Take from the data every line in which the word "name" is found.

_Task material:_
↓

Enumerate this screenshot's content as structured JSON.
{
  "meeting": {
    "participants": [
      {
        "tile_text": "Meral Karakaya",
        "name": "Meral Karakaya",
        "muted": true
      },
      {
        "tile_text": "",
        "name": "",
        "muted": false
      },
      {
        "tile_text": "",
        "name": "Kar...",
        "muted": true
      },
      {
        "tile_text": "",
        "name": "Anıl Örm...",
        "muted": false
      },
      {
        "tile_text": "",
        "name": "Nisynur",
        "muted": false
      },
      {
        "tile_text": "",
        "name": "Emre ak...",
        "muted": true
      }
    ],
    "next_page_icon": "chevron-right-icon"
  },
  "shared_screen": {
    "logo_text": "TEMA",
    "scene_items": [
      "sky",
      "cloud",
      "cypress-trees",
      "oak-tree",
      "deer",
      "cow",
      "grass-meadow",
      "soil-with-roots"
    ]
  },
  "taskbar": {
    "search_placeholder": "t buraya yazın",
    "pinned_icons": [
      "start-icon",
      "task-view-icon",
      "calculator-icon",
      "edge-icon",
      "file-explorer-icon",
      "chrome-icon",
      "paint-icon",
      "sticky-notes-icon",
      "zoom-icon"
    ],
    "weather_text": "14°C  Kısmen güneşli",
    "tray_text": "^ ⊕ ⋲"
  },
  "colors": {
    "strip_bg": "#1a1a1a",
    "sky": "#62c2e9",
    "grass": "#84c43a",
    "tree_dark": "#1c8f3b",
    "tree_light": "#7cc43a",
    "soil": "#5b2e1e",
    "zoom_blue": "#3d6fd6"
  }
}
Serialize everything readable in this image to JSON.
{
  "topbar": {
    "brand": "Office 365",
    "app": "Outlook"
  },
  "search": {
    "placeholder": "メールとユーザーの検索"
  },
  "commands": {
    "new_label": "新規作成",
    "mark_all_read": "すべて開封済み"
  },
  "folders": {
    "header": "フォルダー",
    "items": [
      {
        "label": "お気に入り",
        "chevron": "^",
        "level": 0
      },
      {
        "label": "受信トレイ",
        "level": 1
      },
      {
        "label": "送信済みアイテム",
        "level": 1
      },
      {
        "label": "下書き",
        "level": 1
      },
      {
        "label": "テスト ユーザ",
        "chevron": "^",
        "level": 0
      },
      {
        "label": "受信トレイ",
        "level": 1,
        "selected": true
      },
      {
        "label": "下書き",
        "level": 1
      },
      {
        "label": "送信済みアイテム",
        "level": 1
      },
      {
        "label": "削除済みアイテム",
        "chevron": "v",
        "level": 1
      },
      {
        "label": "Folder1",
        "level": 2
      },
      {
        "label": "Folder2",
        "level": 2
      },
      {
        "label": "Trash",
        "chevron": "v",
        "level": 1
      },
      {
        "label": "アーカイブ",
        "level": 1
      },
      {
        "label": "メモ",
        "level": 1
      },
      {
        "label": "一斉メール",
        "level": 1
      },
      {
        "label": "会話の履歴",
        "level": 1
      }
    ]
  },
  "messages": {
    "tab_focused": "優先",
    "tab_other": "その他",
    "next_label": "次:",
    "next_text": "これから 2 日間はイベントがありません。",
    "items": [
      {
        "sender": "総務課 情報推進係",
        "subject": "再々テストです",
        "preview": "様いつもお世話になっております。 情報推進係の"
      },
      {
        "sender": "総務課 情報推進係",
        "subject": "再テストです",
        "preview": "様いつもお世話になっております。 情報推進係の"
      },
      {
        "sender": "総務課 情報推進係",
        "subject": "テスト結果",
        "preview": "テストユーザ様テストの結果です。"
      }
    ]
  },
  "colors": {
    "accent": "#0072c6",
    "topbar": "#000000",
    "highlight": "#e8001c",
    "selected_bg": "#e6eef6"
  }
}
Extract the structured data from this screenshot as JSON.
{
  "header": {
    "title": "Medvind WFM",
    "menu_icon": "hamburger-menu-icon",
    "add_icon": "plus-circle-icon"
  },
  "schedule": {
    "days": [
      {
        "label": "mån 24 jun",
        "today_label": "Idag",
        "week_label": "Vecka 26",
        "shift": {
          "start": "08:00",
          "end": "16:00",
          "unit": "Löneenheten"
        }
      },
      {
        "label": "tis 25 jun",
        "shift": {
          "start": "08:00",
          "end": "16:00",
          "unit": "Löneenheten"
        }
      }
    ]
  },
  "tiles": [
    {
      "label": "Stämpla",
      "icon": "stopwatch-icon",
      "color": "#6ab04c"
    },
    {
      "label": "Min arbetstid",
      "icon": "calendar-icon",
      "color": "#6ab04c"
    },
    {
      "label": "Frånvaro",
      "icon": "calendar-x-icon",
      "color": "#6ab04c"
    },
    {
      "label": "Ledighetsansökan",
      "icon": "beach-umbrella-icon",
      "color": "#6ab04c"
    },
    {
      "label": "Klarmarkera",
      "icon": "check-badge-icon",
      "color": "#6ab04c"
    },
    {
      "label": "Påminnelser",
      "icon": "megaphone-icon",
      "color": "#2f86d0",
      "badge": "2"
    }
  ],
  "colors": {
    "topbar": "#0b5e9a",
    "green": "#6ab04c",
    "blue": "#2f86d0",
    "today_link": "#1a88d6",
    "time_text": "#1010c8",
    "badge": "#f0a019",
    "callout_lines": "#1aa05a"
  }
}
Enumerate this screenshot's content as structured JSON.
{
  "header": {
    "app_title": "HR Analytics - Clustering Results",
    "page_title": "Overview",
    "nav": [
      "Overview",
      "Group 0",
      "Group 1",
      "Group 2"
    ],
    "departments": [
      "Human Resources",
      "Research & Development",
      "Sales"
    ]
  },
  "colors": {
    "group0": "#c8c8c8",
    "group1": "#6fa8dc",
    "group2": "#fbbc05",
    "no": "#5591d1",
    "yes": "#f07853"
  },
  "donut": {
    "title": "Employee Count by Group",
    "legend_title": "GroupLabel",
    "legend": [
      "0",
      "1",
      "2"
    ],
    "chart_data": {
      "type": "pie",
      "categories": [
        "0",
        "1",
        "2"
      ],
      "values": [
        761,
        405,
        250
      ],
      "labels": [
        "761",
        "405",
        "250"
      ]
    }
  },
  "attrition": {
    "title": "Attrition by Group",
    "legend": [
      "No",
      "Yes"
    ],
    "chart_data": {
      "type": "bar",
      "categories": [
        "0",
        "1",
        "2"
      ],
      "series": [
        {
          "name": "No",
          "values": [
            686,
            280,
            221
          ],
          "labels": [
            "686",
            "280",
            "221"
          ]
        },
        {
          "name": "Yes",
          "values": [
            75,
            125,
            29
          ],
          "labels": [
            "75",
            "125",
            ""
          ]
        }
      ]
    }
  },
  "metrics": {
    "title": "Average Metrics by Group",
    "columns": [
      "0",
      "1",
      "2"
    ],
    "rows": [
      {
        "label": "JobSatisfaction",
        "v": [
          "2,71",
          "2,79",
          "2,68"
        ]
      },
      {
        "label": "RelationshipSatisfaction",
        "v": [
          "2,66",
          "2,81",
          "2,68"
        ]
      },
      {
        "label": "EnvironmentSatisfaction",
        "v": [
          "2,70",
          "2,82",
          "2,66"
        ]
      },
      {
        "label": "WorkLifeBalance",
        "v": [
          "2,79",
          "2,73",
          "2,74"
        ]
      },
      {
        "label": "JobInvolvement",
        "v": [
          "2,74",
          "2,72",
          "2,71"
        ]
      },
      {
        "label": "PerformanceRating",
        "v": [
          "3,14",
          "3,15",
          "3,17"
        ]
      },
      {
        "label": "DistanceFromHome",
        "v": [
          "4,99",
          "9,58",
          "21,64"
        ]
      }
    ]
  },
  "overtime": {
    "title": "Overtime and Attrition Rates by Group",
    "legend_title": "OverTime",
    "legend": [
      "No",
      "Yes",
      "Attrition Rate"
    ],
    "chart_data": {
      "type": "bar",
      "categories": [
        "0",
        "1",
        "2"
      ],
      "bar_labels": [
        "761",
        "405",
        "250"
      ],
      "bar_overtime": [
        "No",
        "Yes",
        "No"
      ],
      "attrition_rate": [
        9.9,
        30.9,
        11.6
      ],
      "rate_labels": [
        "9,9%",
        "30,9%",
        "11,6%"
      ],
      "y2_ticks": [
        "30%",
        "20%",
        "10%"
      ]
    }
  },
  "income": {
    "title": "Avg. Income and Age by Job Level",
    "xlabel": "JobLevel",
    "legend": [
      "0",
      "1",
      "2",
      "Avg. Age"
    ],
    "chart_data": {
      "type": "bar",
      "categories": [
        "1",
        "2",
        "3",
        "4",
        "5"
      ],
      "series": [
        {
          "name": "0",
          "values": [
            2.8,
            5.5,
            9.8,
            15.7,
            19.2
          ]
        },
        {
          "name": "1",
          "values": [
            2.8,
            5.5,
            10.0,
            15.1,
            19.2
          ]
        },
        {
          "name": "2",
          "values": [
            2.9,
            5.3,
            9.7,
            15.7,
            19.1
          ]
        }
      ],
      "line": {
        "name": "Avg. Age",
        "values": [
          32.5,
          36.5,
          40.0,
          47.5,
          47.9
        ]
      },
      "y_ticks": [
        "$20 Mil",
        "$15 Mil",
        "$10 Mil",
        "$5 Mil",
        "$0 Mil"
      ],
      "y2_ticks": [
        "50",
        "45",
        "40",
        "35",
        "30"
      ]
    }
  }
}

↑

_Written response:_
        "name": "Meral Karakaya",
        "name": "",
        "name": "Kar...",
        "name": "Anıl Örm...",
        "name": "Nisynur",
        "name": "Emre ak...",
          "name": "No",
          "name": "Yes",
          "name": "0",
          "name": "1",
          "name": "2",
        "name": "Avg. Age",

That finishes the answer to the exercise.